If we accept the idea that the Bible conveys God's timeless and unchanging truths, then the survey results are nothing less than shocking.

Among those who say they rely on biblical standards and principles as their compass for moral decision-making, only half believes that all moral truth is absolute. The rest either believes that moral decisions must be made on the basis of the individual's perceptions and the specific situation, or that they haven't really thought about whether truth is relative or absolute.

That means the bottom line is that only 14 percent of born-again adults-in other words, about one out of every seven born-again adults-rely on the Bible as their moral compass and believe that moral truth is absolute. While these perspectives are not, in themselves, the totality of a Bible-based worldview, they form the foundation on which such a life lens is based. Very few born-again Christians have the foundation in place.

For the sake of context, if we examine how many other adults-that is, people who are not born-again Christians-maintain a biblical worldview, the numbers are anemic. For instance, just 2 percent of those who attend a Christian church but are not born-again (a segment that represents about half of the church-going population) have the foundation of a biblical worldview in place. Among adults associated with a Protestant church, 9 percent have a biblical life lens foundation, compared to 1 percent among Catholics.

There are huge generational differences as well.
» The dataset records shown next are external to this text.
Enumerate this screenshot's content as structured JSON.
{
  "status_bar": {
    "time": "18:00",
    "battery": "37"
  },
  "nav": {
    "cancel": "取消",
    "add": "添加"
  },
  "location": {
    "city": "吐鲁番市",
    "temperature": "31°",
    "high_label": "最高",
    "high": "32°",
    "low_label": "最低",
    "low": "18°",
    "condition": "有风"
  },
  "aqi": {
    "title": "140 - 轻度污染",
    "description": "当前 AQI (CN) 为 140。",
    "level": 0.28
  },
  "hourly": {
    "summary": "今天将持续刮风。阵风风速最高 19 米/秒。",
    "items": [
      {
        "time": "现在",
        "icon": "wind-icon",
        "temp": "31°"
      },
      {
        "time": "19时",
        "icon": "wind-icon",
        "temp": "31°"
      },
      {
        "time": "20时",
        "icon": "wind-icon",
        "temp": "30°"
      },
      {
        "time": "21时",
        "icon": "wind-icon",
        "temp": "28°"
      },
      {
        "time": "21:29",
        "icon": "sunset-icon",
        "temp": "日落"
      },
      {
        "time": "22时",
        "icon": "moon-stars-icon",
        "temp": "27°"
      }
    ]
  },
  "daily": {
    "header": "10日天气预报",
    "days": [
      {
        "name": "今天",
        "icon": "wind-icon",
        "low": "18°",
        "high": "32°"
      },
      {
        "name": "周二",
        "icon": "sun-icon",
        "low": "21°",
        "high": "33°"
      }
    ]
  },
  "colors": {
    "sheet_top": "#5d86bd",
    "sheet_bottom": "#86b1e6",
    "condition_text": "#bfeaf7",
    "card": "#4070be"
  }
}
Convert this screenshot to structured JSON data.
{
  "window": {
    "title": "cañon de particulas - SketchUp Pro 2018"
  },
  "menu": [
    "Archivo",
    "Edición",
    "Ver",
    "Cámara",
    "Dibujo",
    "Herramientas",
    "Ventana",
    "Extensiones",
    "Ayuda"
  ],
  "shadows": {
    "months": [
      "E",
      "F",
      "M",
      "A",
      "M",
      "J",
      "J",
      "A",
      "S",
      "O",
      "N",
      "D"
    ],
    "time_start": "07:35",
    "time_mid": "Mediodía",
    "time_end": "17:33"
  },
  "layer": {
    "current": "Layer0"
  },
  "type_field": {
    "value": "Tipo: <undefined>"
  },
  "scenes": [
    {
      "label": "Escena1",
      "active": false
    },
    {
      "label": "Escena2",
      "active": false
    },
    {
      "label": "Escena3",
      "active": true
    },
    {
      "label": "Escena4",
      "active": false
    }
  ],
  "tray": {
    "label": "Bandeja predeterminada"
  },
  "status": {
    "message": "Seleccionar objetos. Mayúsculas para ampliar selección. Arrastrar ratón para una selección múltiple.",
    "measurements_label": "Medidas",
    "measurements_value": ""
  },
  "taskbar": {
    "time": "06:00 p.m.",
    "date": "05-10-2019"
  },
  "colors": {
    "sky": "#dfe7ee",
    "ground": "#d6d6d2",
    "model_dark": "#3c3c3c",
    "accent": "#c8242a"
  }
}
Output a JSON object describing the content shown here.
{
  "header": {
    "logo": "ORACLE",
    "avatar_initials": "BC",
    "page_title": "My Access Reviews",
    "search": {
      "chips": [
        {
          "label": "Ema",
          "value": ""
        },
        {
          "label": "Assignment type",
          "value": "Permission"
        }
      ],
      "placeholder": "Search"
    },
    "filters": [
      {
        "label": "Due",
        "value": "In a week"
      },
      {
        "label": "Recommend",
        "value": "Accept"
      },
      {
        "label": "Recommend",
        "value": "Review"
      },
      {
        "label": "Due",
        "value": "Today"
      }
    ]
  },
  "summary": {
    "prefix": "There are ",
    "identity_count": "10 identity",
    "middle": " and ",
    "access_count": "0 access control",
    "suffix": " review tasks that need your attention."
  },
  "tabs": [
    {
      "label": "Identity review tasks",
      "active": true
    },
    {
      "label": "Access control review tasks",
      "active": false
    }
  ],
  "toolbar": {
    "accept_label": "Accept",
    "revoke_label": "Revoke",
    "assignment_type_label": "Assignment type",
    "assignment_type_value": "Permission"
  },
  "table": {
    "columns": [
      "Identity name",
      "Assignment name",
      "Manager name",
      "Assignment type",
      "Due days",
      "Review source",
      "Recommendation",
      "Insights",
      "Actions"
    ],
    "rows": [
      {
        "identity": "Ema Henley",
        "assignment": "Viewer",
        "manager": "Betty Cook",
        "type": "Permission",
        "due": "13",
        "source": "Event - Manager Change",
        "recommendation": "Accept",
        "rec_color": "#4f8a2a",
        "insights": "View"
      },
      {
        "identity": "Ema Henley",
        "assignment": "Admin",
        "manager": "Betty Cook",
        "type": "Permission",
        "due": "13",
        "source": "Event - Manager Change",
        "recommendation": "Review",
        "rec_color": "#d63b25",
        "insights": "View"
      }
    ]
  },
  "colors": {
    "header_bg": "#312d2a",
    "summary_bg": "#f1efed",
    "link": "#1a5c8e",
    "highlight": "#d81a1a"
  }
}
While 7 percent of those in the Builder and Seniors generations (those in their late fifties or older) base their moral decisions on the Bible and contend that morality is absolute, and 10 percent of the Baby Boomers concur, just 3 percent of the Baby Busters and only 4 percent of the oldest quarter of the Mosaic generation have a similar perspective. 

Not surprisingly, women are nearly twice as likely as men to base their moral decisions on the Bible and say that morality is based on absolutes (7 percent versus 4 percent, respectively).

Overall, just 6 percent of American adults possess a solid foundation on which to build a biblical worldview.

Spiritual Beliefs

But your view of life is not based solely on your perception of moral absolutes. Religious beliefs also play a central role in people's understanding and response to life. If we want to know whether people think like Jesus we must examine their core spiritual beliefs too. For years we have used a standard battery of six questions that begin to reveal people's adoption of central biblical principles. Specifically, we examine the following beliefs:

  • God is the all-knowing, all-powerful creator of the universe who still rules that universe today.
  • When Jesus Christ was on earth He lived a sinless life.
  • Satan is not just a symbol of evil but is a real, living entity.
  • A person cannot earn their eternal salvation by being good or doing good things for other people; that salvation is the free gift of God.
  • Every person who believes in Jesus Christ has a personal responsibility to share their faith in Him with other people who believe differently.
  • The Bible is totally accurate in all that it teaches.

These six statements are, of course, an incomplete inventory of a person's belief system. There are so many additional elements that we would ideally include in a full profile of someone's spiritual perspective. To more completely think like Jesus we would have to consider views on worship, love, obedience, stewardship, service to the needy, accountability, forgiveness, and so forth.

Using even this limited scope of indicators, however, we find something very disturbing. Let's say we define a biblical worldview as one in which a person believes that the Bible is the moral standard, believes that absolute moral truths exist and are conveyed through the Bible, and possess an appropriate point of view regarding each of the six belief statements listed above.

By that definition we discover that only 9 percent of born-again adults have a biblical worldview! Another 6 percent believe in absolute moral truth and that the Bible is the repository of that truth, but do not hold appropriate views on the six theological statements. And, of course, the most disturbing finding of all is the 85 percent of America's born-again adults do not possess either the foundation or
the beliefs to qualify as having a biblical worldview.

Let me restate this in a different form: 91 percent of all born-again adults do not have a biblical worldview; 98 percent of all born-again teenagers do not have a biblical worldview.

Let's put this in perspective. As of 2003, the United States has about 210 million adults. About 175 million of them claim to be Christian. About 80 million are born-again Christians. Roughly 7 million have a biblical worldview. That is less than one out of every 30 adults in this nation.

If your heart did not just drop to the floor, you don't understand the implications of these chilling facts. When people wonder why the Christian Church is losing influence in American society-which seven out of ten American adults currently contend-the reason is that so very few think like Jesus.

God does not need a majority to get His will accomplished in our world. But these figures give new meaning to the biblical description of true believers as "the remnant."

Excepted from Think Like Jesus by George Barna, Chapter Two. Integrity Publishers.